Size: 15% of the total area of Nevada
The Humboldt River Basin (HRB) is the only major river basin that is entirely within the State of Nevada. Precipitation supplies all the water that enters the basin; consequently, the variability in climate has significant impacts on the hydrology of the area. In addition, increased development which has been superimposed on natural climate fluctuations affects the water resources of the basin. Continued groundwater withdrawals within the Humboldt River Basin are likely contributing to streamflow depletion of the Humboldt River. The timing and magnitude of the effects of groundwater withdrawals on streamflow of the Humboldt River are not well understood. Although groundwater use in the Humboldt River Basin is primarily for agriculture, a substantial quantity of groundwater has been removed from consolidated rock units and basin fill as part of mining activity in the middle Humboldt River basin. The contribution to streamflow depletion by mine dewatering is currently thought to be relatively small, largely because much of the water was or continues to be returned to the river or to unconsolidated deposits near the river. However, many Humboldt River water rights holders contend that mine dewatering contributes significantly to streamflow depletion.
To evaluate the impacts of groundwater withdrawals on streamflow, three transient, regional-scale flow models will be developed and documented. The three models will represent the upper, middle, and lower Humboldt River Basins, respectively. The middle HRB model will be developed by the USGS; the upper HRB model is being developed separately and simultaneously by the Desert Research Institute (DRI); and the lower HRB model will be co-developed by the USGS and DRI. These models will assist us in:

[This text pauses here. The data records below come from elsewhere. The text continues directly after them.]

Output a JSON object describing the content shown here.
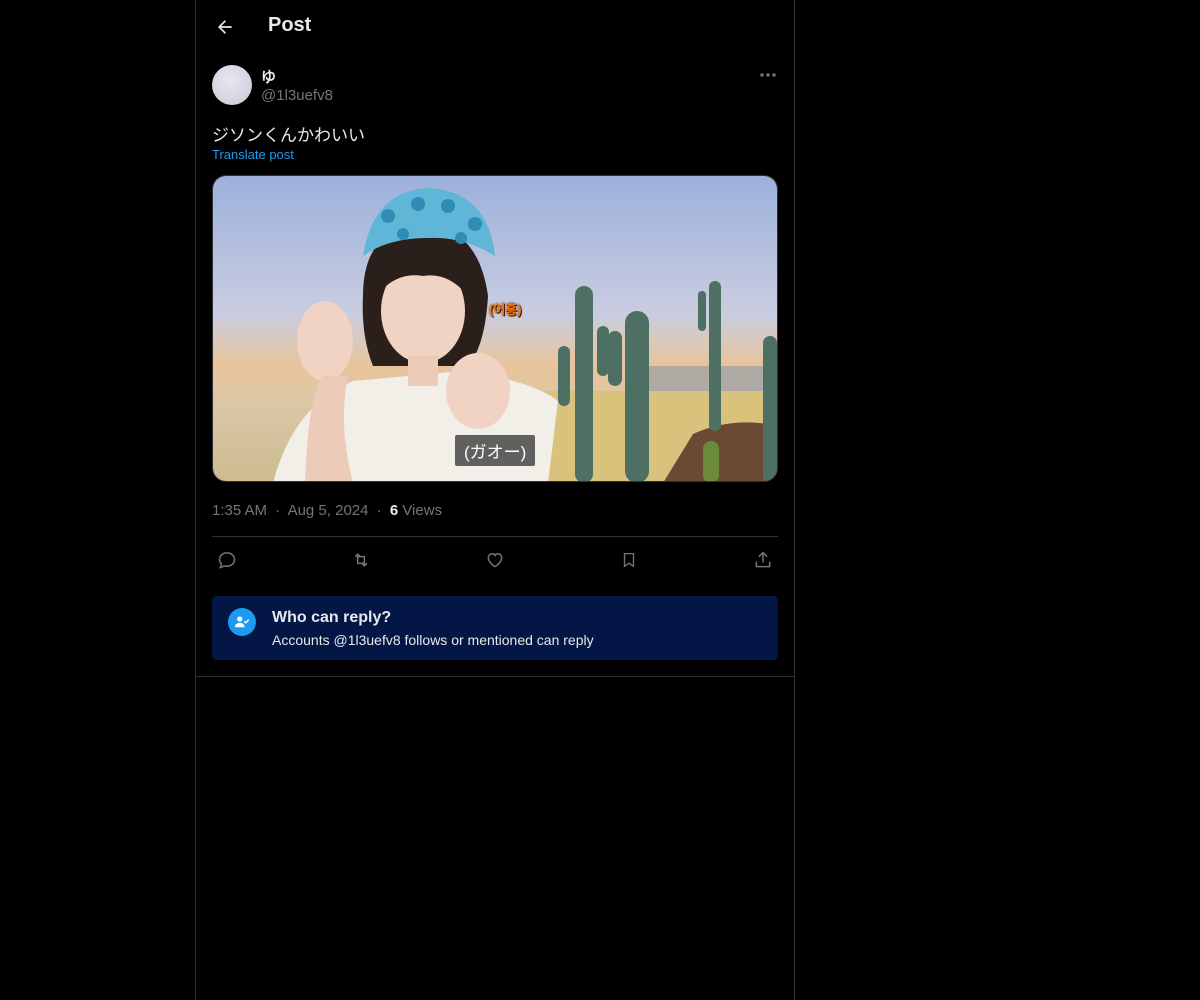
{
  "header": {
    "title": "Post"
  },
  "author": {
    "display_name": "ゆ",
    "handle": "@1l3uefv8"
  },
  "post": {
    "text": "ジソンくんかわいい",
    "translate_label": "Translate post",
    "media": {
      "caption": "(ガオー)",
      "sticker": "(어흥)"
    }
  },
  "meta": {
    "time": "1:35 AM",
    "date": "Aug 5, 2024",
    "views_count": "6",
    "views_label": "Views",
    "separator": "·"
  },
  "actions": {
    "icons": [
      "reply-icon",
      "repost-icon",
      "like-icon",
      "bookmark-icon",
      "share-icon"
    ]
  },
  "reply_restriction": {
    "title": "Who can reply?",
    "subtitle": "Accounts @1l3uefv8 follows or mentioned can reply",
    "icon": "person-check-icon"
  },
  "colors": {
    "background": "#000000",
    "border": "#2f3336",
    "accent": "#1d9bf0",
    "muted": "#71767b",
    "notice_bg": "#031645"
  }
}
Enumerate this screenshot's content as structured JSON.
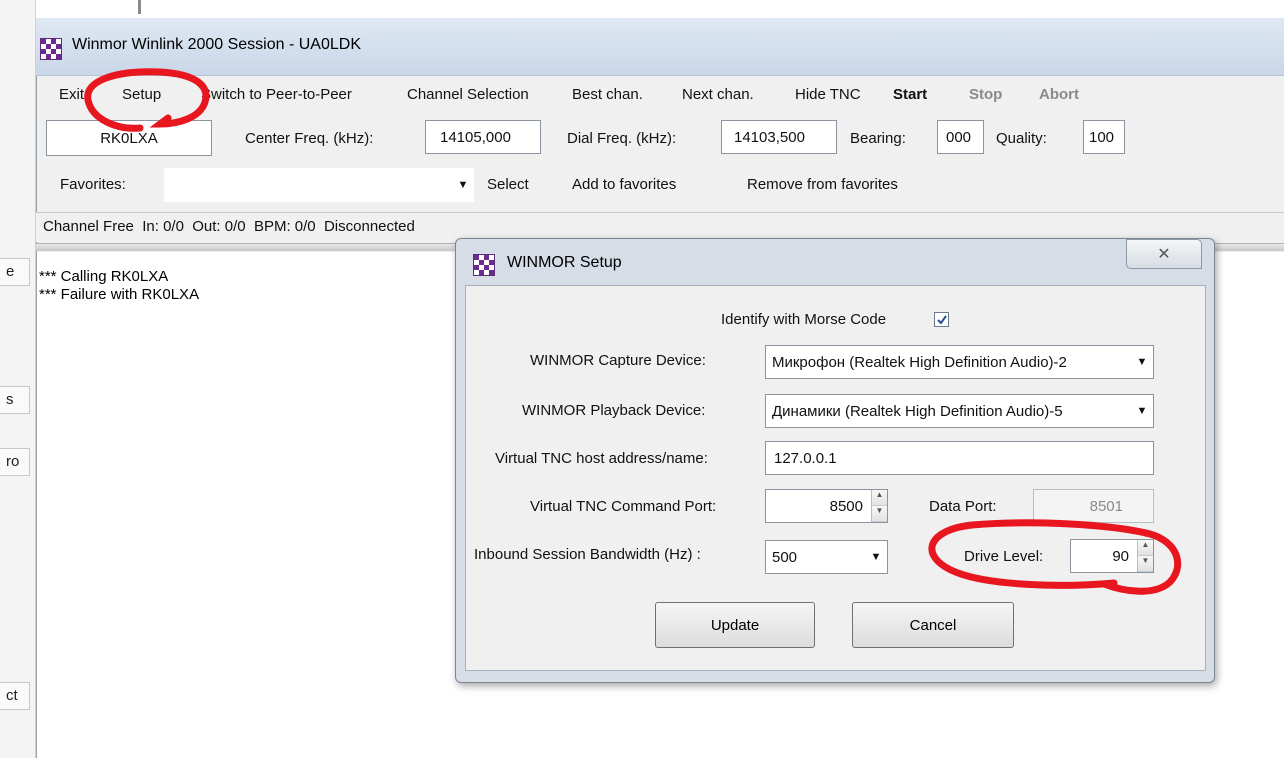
{
  "background": {
    "fragments": [
      "e",
      "s",
      "ro",
      "ct"
    ]
  },
  "window": {
    "title": "Winmor Winlink 2000 Session - UA0LDK"
  },
  "menu": {
    "exit": "Exit",
    "setup": "Setup",
    "switch": "Switch to Peer-to-Peer",
    "channel_selection": "Channel Selection",
    "best_chan": "Best chan.",
    "next_chan": "Next chan.",
    "hide_tnc": "Hide TNC",
    "start": "Start",
    "stop": "Stop",
    "abort": "Abort"
  },
  "station": {
    "callsign": "RK0LXA",
    "center_freq_label": "Center Freq. (kHz):",
    "center_freq": "14105,000",
    "dial_freq_label": "Dial Freq. (kHz):",
    "dial_freq": "14103,500",
    "bearing_label": "Bearing:",
    "bearing": "000",
    "quality_label": "Quality:",
    "quality": "100"
  },
  "favorites": {
    "label": "Favorites:",
    "value": "",
    "select": "Select",
    "add": "Add to favorites",
    "remove": "Remove from favorites"
  },
  "status": {
    "text": "Channel Free  In: 0/0  Out: 0/0  BPM: 0/0  Disconnected"
  },
  "log": {
    "lines": [
      "*** Calling RK0LXA",
      "*** Failure with RK0LXA"
    ]
  },
  "dialog": {
    "title": "WINMOR Setup",
    "identify_label": "Identify with Morse Code",
    "identify_checked": true,
    "capture_label": "WINMOR Capture Device:",
    "capture_value": "Микрофон (Realtek High Definition Audio)-2",
    "playback_label": "WINMOR Playback Device:",
    "playback_value": "Динамики (Realtek High Definition Audio)-5",
    "host_label": "Virtual TNC host address/name:",
    "host_value": "127.0.0.1",
    "cmd_port_label": "Virtual TNC Command Port:",
    "cmd_port_value": "8500",
    "data_port_label": "Data Port:",
    "data_port_value": "8501",
    "bandwidth_label": "Inbound Session Bandwidth (Hz) :",
    "bandwidth_value": "500",
    "drive_level_label": "Drive Level:",
    "drive_level_value": "90",
    "update_button": "Update",
    "cancel_button": "Cancel"
  },
  "colors": {
    "annotation_red": "#e8161f",
    "icon_purple": "#6b2a8f"
  }
}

These estimates will provide the Nevada State Engineer with appropriate information to understand and evaluate the potential effects of groundwater withdrawals on the Humboldt River in order to make informed decisions regarding conjunctive use and possible augmentation of flow to senior water right holders. In addition, this work will provide the State of Nevada an opportunity to inform stakeholders within the Humboldt River Basin about processes related to the interaction between groundwater and surface water.